In summary, from the organizer’s perspective, it was very nice seeing people happy by the end of the day for the contents and format of the event. Of course, there will be some things to improve if we want to make a new edition next year. We will be checking them soon in the retrospective we are having these next days.
First of all, I want to thank Olena and Léo for making things thaaaat easy. Thanks team!!
I would like to thank all the people who devoted a Saturday to come and share the day with us and (hopefully) learn something new.
Of course, I want to thank Peter Stevens for having the guts to sponsor an event that three crazy folks had been preparing in such a short amount of time and whose outcome, at first, was rather unclear.
To liipers working on the second floor. Thousands of thanks for your kindness and for letting us use your daily workplace. I just hope you found your stuff on Monday (almost) in the identical place where you left it on Friday. I can say we did our best for that to happen, and would like to use this chance to apologize if something was not as it should have been.
And of course, if you have any further feedback besides the notes you left us when leaving the event, feel free to send them to us via email to agilezuric(at)gmail.com or fill out the contact form here: Contact.
Agnostic agile practitioner, I strive to improve work environments by putting human beings in the center of all interactions.

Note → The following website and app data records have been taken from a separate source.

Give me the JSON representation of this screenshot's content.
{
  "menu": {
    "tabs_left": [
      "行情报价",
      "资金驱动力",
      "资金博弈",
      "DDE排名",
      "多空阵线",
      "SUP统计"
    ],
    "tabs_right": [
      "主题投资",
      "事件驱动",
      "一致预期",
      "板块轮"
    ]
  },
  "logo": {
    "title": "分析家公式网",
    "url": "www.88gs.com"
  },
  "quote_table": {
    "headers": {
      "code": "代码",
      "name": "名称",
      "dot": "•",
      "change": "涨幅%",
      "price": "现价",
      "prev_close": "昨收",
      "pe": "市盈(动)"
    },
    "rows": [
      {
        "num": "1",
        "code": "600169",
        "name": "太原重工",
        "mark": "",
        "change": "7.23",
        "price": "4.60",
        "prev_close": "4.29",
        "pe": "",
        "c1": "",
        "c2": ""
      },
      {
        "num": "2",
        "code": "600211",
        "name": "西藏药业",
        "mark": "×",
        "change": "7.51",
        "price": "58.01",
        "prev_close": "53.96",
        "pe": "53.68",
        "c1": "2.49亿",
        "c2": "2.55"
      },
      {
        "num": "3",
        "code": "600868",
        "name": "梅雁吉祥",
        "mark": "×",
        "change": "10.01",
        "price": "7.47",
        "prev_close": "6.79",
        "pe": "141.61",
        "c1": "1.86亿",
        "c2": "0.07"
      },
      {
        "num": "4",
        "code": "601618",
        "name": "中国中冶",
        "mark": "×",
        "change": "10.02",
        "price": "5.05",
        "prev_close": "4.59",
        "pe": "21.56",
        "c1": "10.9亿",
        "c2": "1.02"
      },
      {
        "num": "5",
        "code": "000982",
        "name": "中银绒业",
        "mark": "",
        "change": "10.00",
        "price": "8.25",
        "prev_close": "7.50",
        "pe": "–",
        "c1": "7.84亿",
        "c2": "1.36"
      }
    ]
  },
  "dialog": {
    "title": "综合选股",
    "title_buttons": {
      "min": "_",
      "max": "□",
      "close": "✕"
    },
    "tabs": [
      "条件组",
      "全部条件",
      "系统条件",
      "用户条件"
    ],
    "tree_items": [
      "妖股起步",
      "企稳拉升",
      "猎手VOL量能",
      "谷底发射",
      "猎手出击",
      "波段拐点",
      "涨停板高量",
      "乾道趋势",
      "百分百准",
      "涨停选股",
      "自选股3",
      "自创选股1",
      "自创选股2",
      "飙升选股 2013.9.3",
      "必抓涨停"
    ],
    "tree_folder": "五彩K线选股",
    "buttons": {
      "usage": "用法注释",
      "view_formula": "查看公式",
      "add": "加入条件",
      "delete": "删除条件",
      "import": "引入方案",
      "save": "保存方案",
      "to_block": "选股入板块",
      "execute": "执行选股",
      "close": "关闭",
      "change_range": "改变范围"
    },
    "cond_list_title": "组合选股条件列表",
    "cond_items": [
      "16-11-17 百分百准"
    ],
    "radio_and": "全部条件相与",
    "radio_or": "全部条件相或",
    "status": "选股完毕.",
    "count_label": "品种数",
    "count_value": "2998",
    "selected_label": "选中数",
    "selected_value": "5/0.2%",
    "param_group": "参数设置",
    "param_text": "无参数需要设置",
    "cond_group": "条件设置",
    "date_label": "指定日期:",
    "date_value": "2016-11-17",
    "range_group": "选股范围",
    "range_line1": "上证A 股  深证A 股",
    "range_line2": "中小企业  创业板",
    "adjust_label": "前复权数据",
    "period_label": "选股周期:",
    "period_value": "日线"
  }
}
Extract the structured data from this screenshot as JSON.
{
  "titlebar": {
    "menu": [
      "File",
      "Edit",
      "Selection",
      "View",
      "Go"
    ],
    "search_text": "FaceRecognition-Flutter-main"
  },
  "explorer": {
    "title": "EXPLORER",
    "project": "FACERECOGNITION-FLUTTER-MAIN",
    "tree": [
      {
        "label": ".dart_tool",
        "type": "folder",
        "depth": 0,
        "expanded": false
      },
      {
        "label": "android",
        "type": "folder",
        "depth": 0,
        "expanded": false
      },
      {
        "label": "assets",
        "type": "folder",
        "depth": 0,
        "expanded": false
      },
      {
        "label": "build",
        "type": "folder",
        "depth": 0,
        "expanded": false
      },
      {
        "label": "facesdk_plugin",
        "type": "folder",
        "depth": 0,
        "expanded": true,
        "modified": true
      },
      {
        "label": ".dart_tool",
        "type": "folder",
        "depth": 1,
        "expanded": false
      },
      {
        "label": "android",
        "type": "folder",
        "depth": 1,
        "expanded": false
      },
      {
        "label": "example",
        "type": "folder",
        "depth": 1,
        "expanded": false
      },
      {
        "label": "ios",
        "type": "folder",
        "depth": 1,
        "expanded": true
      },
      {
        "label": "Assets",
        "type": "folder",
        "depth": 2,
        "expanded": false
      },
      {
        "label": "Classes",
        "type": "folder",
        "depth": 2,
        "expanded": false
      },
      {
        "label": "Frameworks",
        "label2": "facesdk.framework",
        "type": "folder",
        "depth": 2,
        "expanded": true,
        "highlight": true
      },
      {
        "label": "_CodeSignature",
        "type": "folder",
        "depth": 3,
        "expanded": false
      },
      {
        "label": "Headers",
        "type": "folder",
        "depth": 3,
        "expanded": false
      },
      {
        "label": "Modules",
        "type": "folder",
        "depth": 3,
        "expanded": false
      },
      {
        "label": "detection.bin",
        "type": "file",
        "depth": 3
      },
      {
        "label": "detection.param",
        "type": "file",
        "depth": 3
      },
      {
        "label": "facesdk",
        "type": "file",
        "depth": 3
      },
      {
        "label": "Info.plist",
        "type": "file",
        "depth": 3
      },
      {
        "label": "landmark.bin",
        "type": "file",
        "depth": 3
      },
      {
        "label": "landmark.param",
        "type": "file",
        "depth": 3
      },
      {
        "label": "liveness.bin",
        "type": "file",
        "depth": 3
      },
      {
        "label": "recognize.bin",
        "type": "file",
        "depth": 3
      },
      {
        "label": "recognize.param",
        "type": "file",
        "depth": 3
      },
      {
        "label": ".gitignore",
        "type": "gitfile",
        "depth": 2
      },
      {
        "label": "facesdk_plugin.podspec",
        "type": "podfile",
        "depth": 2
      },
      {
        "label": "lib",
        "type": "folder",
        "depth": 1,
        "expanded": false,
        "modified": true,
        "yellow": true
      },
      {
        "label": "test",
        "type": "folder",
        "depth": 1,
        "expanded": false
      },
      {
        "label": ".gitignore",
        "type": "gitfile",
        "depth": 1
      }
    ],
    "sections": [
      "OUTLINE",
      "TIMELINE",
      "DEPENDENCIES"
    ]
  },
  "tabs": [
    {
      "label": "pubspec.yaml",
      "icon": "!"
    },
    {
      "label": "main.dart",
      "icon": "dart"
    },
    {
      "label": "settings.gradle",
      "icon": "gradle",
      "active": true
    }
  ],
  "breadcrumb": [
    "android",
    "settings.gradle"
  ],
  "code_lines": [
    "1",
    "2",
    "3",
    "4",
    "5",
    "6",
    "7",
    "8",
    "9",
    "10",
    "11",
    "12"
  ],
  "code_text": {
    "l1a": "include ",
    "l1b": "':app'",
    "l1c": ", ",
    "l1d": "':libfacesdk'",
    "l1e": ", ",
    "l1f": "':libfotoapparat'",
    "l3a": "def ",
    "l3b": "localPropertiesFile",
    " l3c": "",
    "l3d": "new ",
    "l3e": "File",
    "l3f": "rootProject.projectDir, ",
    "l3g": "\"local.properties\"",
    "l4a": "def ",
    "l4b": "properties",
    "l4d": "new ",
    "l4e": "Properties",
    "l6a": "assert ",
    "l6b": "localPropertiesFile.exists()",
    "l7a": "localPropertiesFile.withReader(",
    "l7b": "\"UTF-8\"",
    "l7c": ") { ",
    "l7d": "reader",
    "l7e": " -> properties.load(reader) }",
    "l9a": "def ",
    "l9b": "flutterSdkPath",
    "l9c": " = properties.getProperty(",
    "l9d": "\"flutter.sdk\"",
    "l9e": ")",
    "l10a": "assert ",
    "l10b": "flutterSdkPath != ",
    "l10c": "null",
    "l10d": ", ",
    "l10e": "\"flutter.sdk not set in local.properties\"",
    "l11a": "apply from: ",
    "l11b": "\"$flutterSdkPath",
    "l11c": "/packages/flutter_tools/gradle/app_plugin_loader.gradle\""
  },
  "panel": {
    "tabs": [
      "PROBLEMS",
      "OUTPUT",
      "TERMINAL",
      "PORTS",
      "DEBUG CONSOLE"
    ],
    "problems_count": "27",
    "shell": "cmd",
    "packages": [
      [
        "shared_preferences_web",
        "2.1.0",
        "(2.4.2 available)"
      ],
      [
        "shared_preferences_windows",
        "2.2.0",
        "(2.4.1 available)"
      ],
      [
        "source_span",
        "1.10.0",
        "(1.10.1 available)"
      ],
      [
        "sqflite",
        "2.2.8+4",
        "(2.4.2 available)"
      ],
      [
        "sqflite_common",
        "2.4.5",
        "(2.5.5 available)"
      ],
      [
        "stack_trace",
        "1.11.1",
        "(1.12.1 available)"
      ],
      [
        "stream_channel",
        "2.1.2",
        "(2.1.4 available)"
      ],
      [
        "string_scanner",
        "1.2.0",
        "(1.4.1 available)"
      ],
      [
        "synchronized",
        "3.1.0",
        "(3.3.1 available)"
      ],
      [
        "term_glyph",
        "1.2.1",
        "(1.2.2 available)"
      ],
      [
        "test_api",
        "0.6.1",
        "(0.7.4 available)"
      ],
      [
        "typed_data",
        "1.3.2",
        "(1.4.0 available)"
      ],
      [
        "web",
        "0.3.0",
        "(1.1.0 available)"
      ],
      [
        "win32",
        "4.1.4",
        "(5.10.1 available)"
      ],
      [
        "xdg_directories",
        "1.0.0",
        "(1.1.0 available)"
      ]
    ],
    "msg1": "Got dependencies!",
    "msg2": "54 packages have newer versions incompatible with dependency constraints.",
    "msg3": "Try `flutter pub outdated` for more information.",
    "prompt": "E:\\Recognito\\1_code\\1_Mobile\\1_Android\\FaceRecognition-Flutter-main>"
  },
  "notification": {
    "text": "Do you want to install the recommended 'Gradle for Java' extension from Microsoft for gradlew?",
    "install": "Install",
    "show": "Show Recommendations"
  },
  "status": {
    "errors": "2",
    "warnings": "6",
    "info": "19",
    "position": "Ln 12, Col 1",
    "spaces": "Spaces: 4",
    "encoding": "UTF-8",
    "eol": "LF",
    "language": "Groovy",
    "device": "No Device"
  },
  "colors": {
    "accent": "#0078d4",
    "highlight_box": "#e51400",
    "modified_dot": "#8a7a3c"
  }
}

Agile Coach and Scrum Master (CSM, CSPO, PSPO I, CAL 1, Sociocracy 3.0 practitioner & SAFe Agilist).